Speaking of gluten, there is a high correlation of gluten intolerance associated with autoimmune disease. This would need to be explained as well. First, gluten is a protein and autoimmune sufferers lack the enzymes to digest proteins.
Just as with the other diseases we have been discussing, celiac disease patients also lack vitamin B12. This is indicative that they are also unable to digest other proteins and not just gluten. An important function of vitamin B12 is repairing damaged, flattened microvilli (little fingers in the intestinal tract that are damaged in patients with gluten intolerance).http://www.celiac.com/articles/807/1/Lo ... Page1.html
How did the 'staff of life' become something we should be concerned about eating? What has changed? Not just the wheat itself, but the way bread is made. Our ancestors, and virtually all pre-industrialized peoples, soaked or fermented their grains before making them into porridge or breads. Through scientific research, we are now able to understand why and how it all works. The sourdough process transforms or breaks down food components in flour into a simpler form that is more easily digested. A diet high in unfermented whole grains, particularly high-gluten grains like wheat, puts an enormous strain on the digestive system.
Why did we stop making bread the traditional way? Convenience and money are both factors. Sourdough yeast lives forever if you take care of it. Once you have it, and you can easily get some from a friend that bakes sourdough bread, you never have to buy it again. So, where's the money in that? Fleischmann's first engineered "yeast that would die" around the 1860s as a convenience. Sourdough yeast takes longer to rise. The changeover became complete in the 1980s, when instant yeast was introduced.
What if the gluten was properly fermented through? Would someone who is gluten intolerant or even someone with Celiac disease actually be able to consume fermented bread, with no toxic effects? The study entitled “Sourdough bread made from wheat and nontoxic flours and started with selected lactobacilli is tolerated in celiac sprue patients” showed that even someone with celiac disease can eat bread with no toxic effects, as long as the bread is properly fermented. In the study, sourdough bread was made from 30% wheat and mixture of oat, millet, and buckwheat flours. The bread was fed to 17 patients with celiac disease with no negative consequences. However, when the same 17 patients were fed the bread make with baker’s yeast, 13 patients showed “a marked alteration in intestinal permeability.

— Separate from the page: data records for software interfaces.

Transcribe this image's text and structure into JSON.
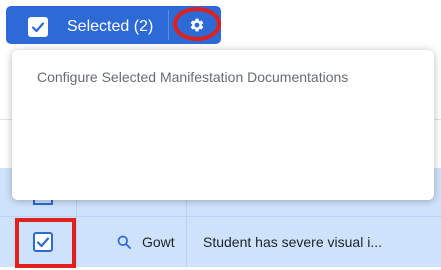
{
  "toolbar": {
    "selected_label": "Selected (2)",
    "accent_color": "#2d6ad6",
    "icons": [
      "check-icon",
      "gear-icon"
    ]
  },
  "popup": {
    "title": "Configure Selected Manifestation Documentations"
  },
  "table": {
    "rows": [
      {
        "checked": true,
        "name": "Gowt",
        "description": "Student has severe visual i...",
        "icon": "search-icon"
      }
    ]
  },
  "annotation_color": "#e0201b"
}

In an additional study entitled “Safety for patients with celiac disease of baked goods made of wheat flour hydrolyzed during food processing” celiac patients were fed a 60-day diet of baked goods made from wheat flour manufactured with sourdough lactobacilli and fungal proteases. They also experienced no ill effects. Notice the use of protease in this study. This is additional evidence that if we have sufficient enzymes to properly digest all of our proteins, we will be able to release amino acids, iron, zinc, vitamin B12, carry protein-bound calcium, metabolize vitamin D, etc. We will be able to do all of this and not experience any "toxic effects".